Germany is the seventh-largest country in Europe and is home to about eighty-one million people. It’s a member of the European Union and has one of the largest economies in the world, but there’s so much more to Germany than beer and wiener schnitzel. Read on to discover more about this remarkable country.
- Germany is 137, 988 square miles, or about the size of Montana. Surprisingly, forests cover about one-third of that land, and there are over ninety billion young and old trees growing in those forests.
- Around 20,000 castles decorate the German landscape; some are in ruins, but others now house museums, hotels, or cultural centers. Some of the more famous castles you may have heard of include Heidelberg, Neuschwanstein, and Hohenzollern.
- Germany is also home to the narrowest street in the world, according to the Guinness Book of World Records. The street, which is only one foot wide at its narrowest point, is called Spreuerhofstrasse, and you can see it for yourself when you visit the city of Reutlingen.
- The word Tannenbaum means fir tree, and the tradition of decorating a Christmas tree in your home originated in Germany around the sixteenth century.
Germany it is second to the United State when it comes to immigration
- Germany it is second to the United State when it comes to immigration
- It is second only to the United States when it comes to immigration. Approximately twelve million people living in Germany were born in another country. They make up 4.9 percent of the world’s total immigration population.
- You can visit one of more than 6,000 museums when you take a trip to this nation. You’ll have a wide variety to choose from, but be sure to check out the New National Gallery in Berlin, which is considered one of the most visually stunning museums in the world.
- You probably won’t get a speeding ticket, as there are no speed limits on seventy percent of German highways. However, a suggested speed limit of 130 kilometers per hour (about eighty-one miles per hour) is posted.

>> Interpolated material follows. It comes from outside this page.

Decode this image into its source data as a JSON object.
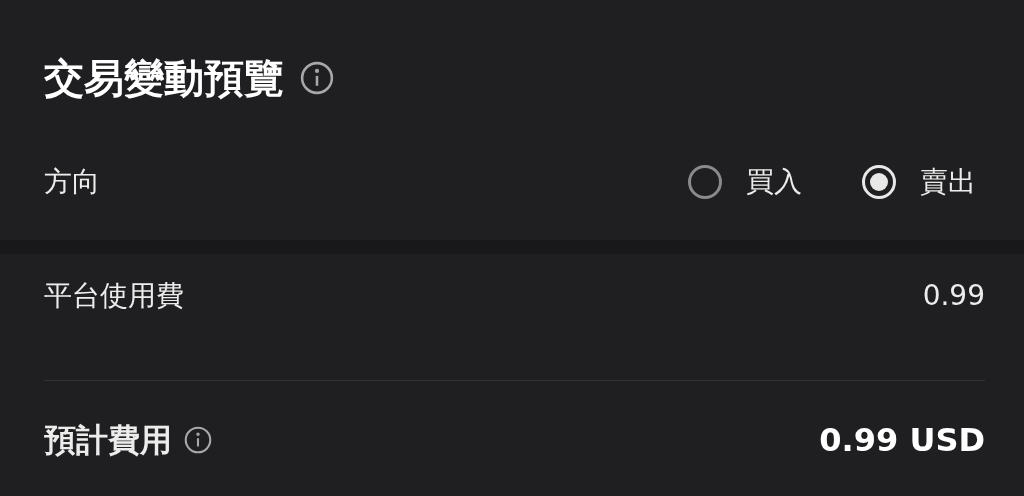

- In Germany, if prisoners try to escape from jail, they can’t be penalized in any way, as freedom is considered a natural human instinct.
By Kelli Drummer-Avendano